Domaine Bachelet-Monnot Maranges La Fussiere Premier Cru Blanc 2018
Maranges got its AOC status in 1989, and Jean-Francois Bachelet was a leading advocate of this during the deliberations (prior to 1989, the wine was sold as Cote de Beaune-Villages). This wine comes from just under two acres of vines averaging 35 years of age. They grow in the most calcareous zone of Fussiere.
The domaine farms just over twenty hectares (50 acres) of vines. It is a mix of family-owned vineyards and long-term leased vineyards. Marc and Alex’s grandfather was a vigneron and created Domaine Bernard Bachelet et Fils in Chassagne-Montrachet. Their father, Jean-François Bachelet, made wine for most of his professional life at this domaine.
Following his studies at the Lycée Viticole in Beaune, Marc did internships at domaines Lucien Muzard in Santenay and Parent in Pommard, as well as stints in the southern Rhône and in Australia. After similar studies, his younger brother Alex did internships at domaines Nouveau in the Hautes Côtes and Bouzereau in Meursault, as well as at Monteillet in Côte-Rôtie. Both boys worked five harvests at their father’s domaine prior to embarking on Bachelet-Monnot.
The seat of the domaine is the family homestead in Dezize-lès-Maranges, just southwest of Santenay. In the vineyards, no herbicide is used and the rows are plowed regularly to manage weeds, aerate the soil, and cut the horizontal roots to encourage deep growth. In the cellar, the percentage of new barrels used is roughly 25%; the wine is aged for twelve months before being racked into tank (or, in the case of the reds, cement vats) for another six to eight months of ageing on the lees before bottling. This, to one degree or another, is the general pattern of élevage for all of the wines made here of both colors.
Total annual production in a normal vintage is around 8,300 cases, roughly divided equally between red and white wine.
Forming a transition between the Côte d’Or and the Saône-et-Loire of the Côte Chalonnaise, Maranges is the southernmost village of the Côte de Beaune district of Burgundy and includes seven Premiers Crus. Wines grown in Maranges may claim the names of their respective communes, Cheilly-lès-Maranges, Dezize-lès-Maranges or Sampigny-lès-Maranges, or Côte de Beaune-Villages. Confusingly they may also be called Maranges or Maranges Côte de Beaune. Nevertheless, the village’s vineyards, primarily composed of limestone and pebbly soils, produce charming, medium-bodied, fleshy Pinot Noir, laden with red or purple fruit and a touch of spice. A small percentage of admirable and fresh whites come from Maranges, made of Chardonnay.
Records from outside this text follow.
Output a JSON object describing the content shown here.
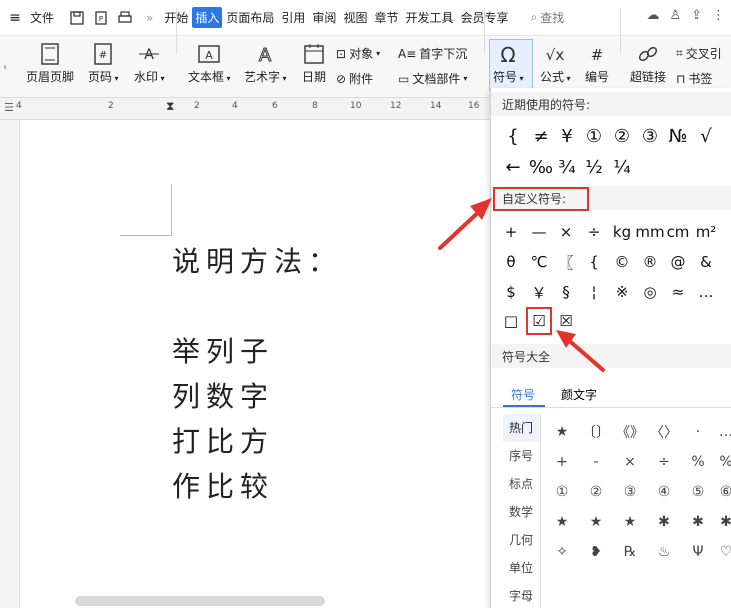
{
  "menubar": {
    "file": "文件",
    "tabs": [
      "开始",
      "插入",
      "页面布局",
      "引用",
      "审阅",
      "视图",
      "章节",
      "开发工具",
      "会员专享"
    ],
    "active_tab": "插入",
    "search": "查找"
  },
  "ribbon": {
    "header_footer": "页眉页脚",
    "page_number": "页码",
    "watermark": "水印",
    "textbox": "文本框",
    "wordart": "艺术字",
    "date": "日期",
    "object": "对象",
    "attachment": "附件",
    "drop_cap": "首字下沉",
    "doc_parts": "文档部件",
    "symbol": "符号",
    "formula": "公式",
    "numbering": "编号",
    "hyperlink": "超链接",
    "bookmark": "书签",
    "cross_ref": "交叉引"
  },
  "ruler": {
    "numbers": [
      "4",
      "2",
      "2",
      "4",
      "6",
      "8",
      "10",
      "12",
      "14",
      "16"
    ]
  },
  "document": {
    "lines": [
      "说明方法：",
      "举列子",
      "列数字",
      "打比方",
      "作比较"
    ]
  },
  "panel": {
    "recent_title": "近期使用的符号:",
    "recent_row1": [
      "{",
      "≠",
      "¥",
      "①",
      "②",
      "③",
      "№",
      "√"
    ],
    "recent_row2": [
      "←",
      "‰",
      "¾",
      "½",
      "¼"
    ],
    "custom_title": "自定义符号:",
    "custom_row1": [
      "+",
      "—",
      "×",
      "÷",
      "kg",
      "mm",
      "cm",
      "m²"
    ],
    "custom_row2": [
      "θ",
      "℃",
      "〖",
      "{",
      "©",
      "®",
      "@",
      "&"
    ],
    "custom_row3": [
      "$",
      "￥",
      "§",
      "¦",
      "※",
      "◎",
      "≈",
      "…"
    ],
    "custom_row4": [
      "□",
      "☑",
      "☒"
    ],
    "all_title": "符号大全",
    "tabs": [
      "符号",
      "颜文字"
    ],
    "categories": [
      "热门",
      "序号",
      "标点",
      "数学",
      "几何",
      "单位",
      "字母"
    ],
    "grid_row1": [
      "★",
      "〔〕",
      "《》",
      "〈〉",
      "·",
      "…"
    ],
    "grid_row2": [
      "+",
      "-",
      "×",
      "÷",
      "%",
      "%"
    ],
    "grid_row3": [
      "①",
      "②",
      "③",
      "④",
      "⑤",
      "⑥"
    ],
    "grid_row4": [
      "★",
      "★",
      "★",
      "✱",
      "✱",
      "✱"
    ],
    "grid_row5": [
      "✧",
      "❥",
      "℞",
      "♨",
      "Ψ",
      "♡"
    ]
  },
  "colors": {
    "accent": "#2b78e4",
    "highlight": "#e5322d"
  }
}
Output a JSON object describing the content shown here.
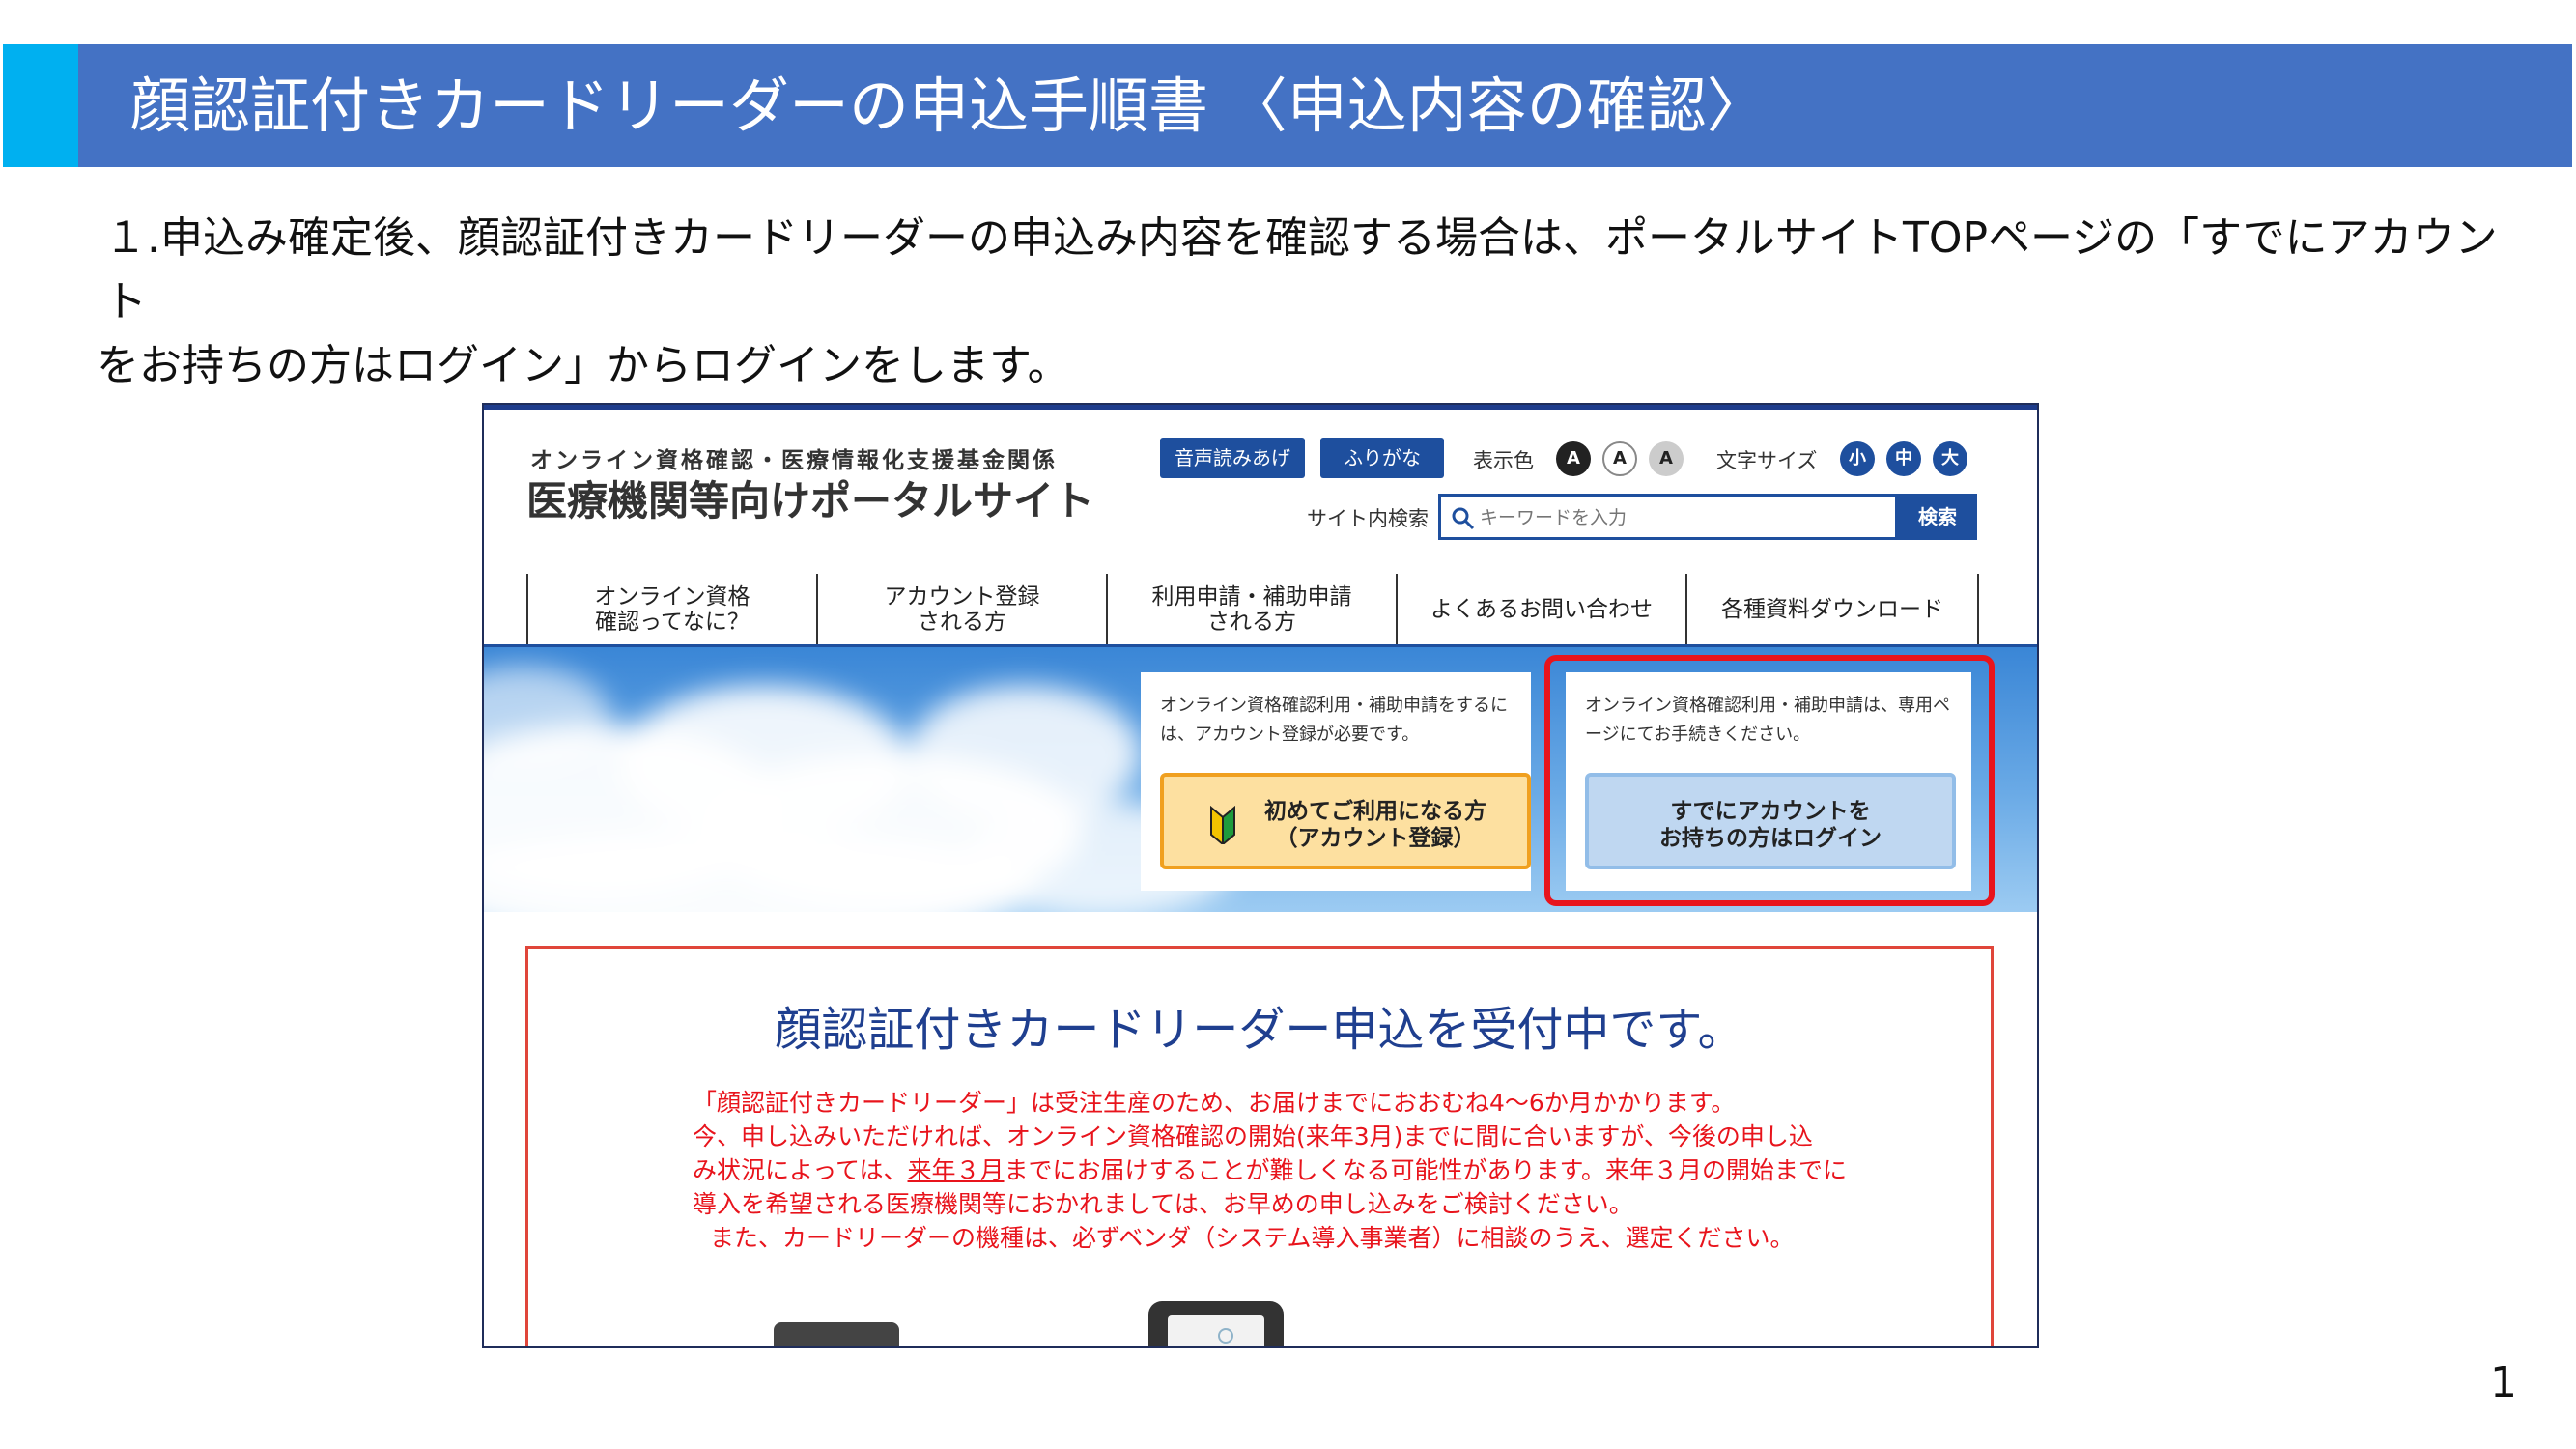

One of the most popular and versatile white wine grapes, Chardonnay offers a wide range of flavors and styles depending on where it is grown and how it is made. While it tends to flourish in most environments, Chardonnay from its Burgundian homeland produces some of the most remarkable and longest lived examples. California produces both oaky, buttery styles and leaner, European-inspired wines. Somm Secret—The Burgundian subregion of Chablis, while typically using older oak barrels, produces a bright style similar to the unoaked style. Anyone who doesn't like oaky Chardonnay would likely enjoy Chablis.